Malmsteen has careened through the netherworld of neo-classical heavy metal for three decades, a self-created, self-certified genius who remains absolutely certain of his destiny.
“He has been lauded, fêted and acclaimed for over 30 years” ran the sleevenotes that accompanied a compilation of his early days. True, but much of that praise has fallen from the lips of Yngwie himself. He has never been backwards at coming forwards.
After being brought to America by the shredfinder general Mike Varney and showcasing his chops with Graham Bonnet in Alcatrazz, he was soon positioning himself front and centre, picking up a fine singer in Jeff Scott Soto for Yngwie J Malmsteen’s Rising Force and Marching Out.
Joe Lynn Turner, who'd lost his job with Rainbow when they disbanded in 1984, hooked up with Yngwie in 1987. He proved an excellent foil on Odyssey, edging Malmsteen towards the same slick commercial sound as he had with Rainbow, although the guitarist's playing was more restrained in the wake of a near-fatal car accident that had left him in a coma.
Odyssey was still Malmsteen's most successful album, and remains his highest-charting American release.
Odyssey is the fourth studio album by guitarist Yngwie Malmsteen, released on 8 April 1988 through Polydor Records. The album reached No. 40 on the US Billboard 200 and remained on that chart for eighteen weeks, as well as reaching the top 50 in five other countries. As of 2019 it remains Malmsteen's highest-charting release on the Billboard 200.
Steve Huey at AllMusic gave Odyssey two stars out of five, calling it "a more subdued, polished collection seemingly designed for mainstream radio airplay", but that it "shows little difference in approach from [Malmsteen's] previous output". He praised Joe Lynn Turner's vocals and Malmsteen's guitar work, but remarked that the latter sounds "constrained and passionless" due in part to his recovery from a near-fatal car accident in 1987.
People say you should learn something new every day. And today, why not have that new thing be how to install Seymour Duncan YJM Fury pickups into a Fender Strat electric guitar, courtesy of Yngwie Malmsteen himself?
“These are designed…by me,” Malmsteen says at the top of the video. “With Seymour Duncan, obviously.”

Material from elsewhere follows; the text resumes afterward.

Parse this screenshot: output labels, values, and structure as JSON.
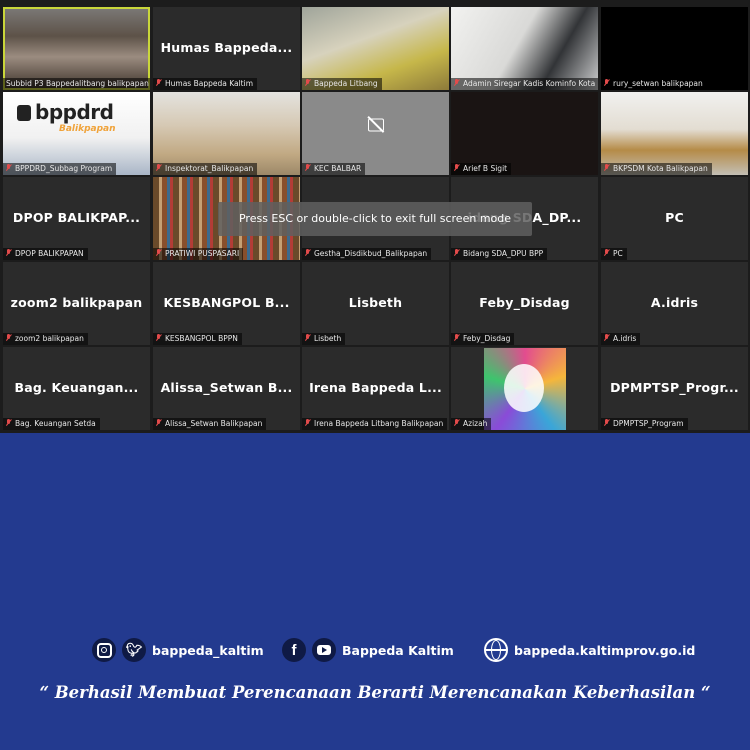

With that, Malmsteen unboxes the loaded pickguard, which is equipped with a trio of single coil “stack” pickups – “which means they’re humbucking single coils, which is extremely cool,” he says – as well as a YJM volume pot.
Malmsteen then takes you through the process of soldering in the new pickups and volume pot. Afterwards, he pops in the pickguard, and voila! He’s ready to unleash the fury once again.